---------- Records to process ----------
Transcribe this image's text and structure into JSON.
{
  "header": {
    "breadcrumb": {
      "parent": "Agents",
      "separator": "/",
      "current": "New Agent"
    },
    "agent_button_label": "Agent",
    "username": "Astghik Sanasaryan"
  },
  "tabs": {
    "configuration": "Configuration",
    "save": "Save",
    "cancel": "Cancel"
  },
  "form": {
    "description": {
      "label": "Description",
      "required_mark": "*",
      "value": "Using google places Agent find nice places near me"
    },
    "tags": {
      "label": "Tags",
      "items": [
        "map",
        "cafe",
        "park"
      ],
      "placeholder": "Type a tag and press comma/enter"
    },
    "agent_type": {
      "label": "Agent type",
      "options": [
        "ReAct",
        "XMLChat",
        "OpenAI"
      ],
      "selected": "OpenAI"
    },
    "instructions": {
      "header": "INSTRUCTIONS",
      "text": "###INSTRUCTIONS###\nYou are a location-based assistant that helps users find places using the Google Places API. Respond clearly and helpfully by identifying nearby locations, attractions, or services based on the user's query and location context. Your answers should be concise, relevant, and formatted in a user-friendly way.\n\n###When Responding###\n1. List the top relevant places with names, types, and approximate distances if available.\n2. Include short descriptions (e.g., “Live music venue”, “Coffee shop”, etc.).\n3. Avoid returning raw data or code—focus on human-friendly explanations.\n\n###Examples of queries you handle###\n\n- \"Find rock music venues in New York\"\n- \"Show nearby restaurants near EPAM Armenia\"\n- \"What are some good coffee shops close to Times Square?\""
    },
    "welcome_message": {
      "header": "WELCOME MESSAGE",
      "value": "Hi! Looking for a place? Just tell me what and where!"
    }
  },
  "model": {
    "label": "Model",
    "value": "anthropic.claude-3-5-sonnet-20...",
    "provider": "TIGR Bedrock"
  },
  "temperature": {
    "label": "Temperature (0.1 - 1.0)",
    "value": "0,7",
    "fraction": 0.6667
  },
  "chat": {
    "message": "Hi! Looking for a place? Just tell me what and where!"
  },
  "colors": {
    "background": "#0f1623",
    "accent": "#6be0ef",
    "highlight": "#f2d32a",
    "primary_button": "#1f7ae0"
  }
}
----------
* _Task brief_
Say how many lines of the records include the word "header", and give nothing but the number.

* _Solution to this problem_
3